Fatah, which has long dominated Palestinian affairs, has been in disarray since it lost parliament elections to Hamas in 2006, with voters punishing the former ruling party for arrogance and mismanagement. Fatah's troubles have been compounded by its failure to establish an independent Palestinian state. If elections were held, it's not certain Fatah would defeat Hamas.
The most popular Fatah leader of the middle generation is Marwan Barghouti, who is in his late 40s, but he is serving a life sentence in Israel for his role in the armed Palestinian uprising earlier this decade.
Among the remaining contenders, rivalry is so intense they might be unable to agree on a consensus candidate or settle on a weak one.
"Fatah suffers a leadership crisis," said Palestinian analyst Khalil Shekaki. "So far it hasn't presented a No. 2 leader."
Abbas wanted a vice president and early in his term called for creating such a position, said an aide, Nabil Shaath. However, once the parliament stopped functioning, it was no longer possible to make the necessary changes in the law, Shaath said.
Abbas hasn't openly designated a favorite in Fatah, though he has given a push to chief negotiator Saeb Erekat, perhaps his most loyal aide. Abbas lobbied for Erekat in Fatah elections in 2009 and gave him a coveted seat in the PLO Executive Committee, a key decision-making body.
Another name being floated by political insiders is al-Qidwa, whose international experience at the U.N. and family ties to Arafat — he is the iconic leader's nephew — are seen as a plus.
Al-Qidwa was the one named in the Abbas-authorized response to the newspaper report on the succession battle. The commentary, published by the official news agency Wafa, complained that local politicians were engaged in rumor-mongering. Al-Qidwa denied involvement and has since patched things up with the Palestinian leader.

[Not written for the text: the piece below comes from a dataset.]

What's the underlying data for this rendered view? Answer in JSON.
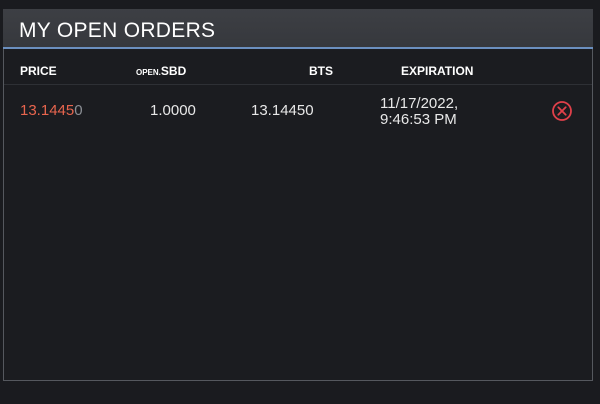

Former security chiefs Dahlan and Jibril Rajoub also are perennial contenders.
Rajoub, who withdrew from politics for a few years, is building a new base as a successful head of the football federation.
Dahlan, the former security chief in Gaza, has lost much of his standing. He was widely held responsible by party colleagues for the loss of Gaza to Hamas and has been dogged by corruption allegations. His problems with Abbas started last month, after he criticized the Palestinian leader in meetings with activists.
Both Dahlan and al-Qidwa declined comment.
The Palestinian politician seen by many Western diplomats as most suited for the job is Salam Fayyad, who as prime minister is overseeing a widely praised state-building program.
However, the political independent has a strained relationship with Fatah leaders and lacks his own power base.
For now, Abbas is determined to stay on, despite his growing frustration over lack of progress in peace efforts, said Azzam al-Ahmed, a senior Fatah official.
In the most recent setback, the U.S. dropped attempts to persuade Israel to extend a construction slowdown in Jewish settlements, meaning the road to renewed negotiations is effectively closed.
"President Abbas is disappointed, but not to the degree of leaving the stage," al-Ahmed said.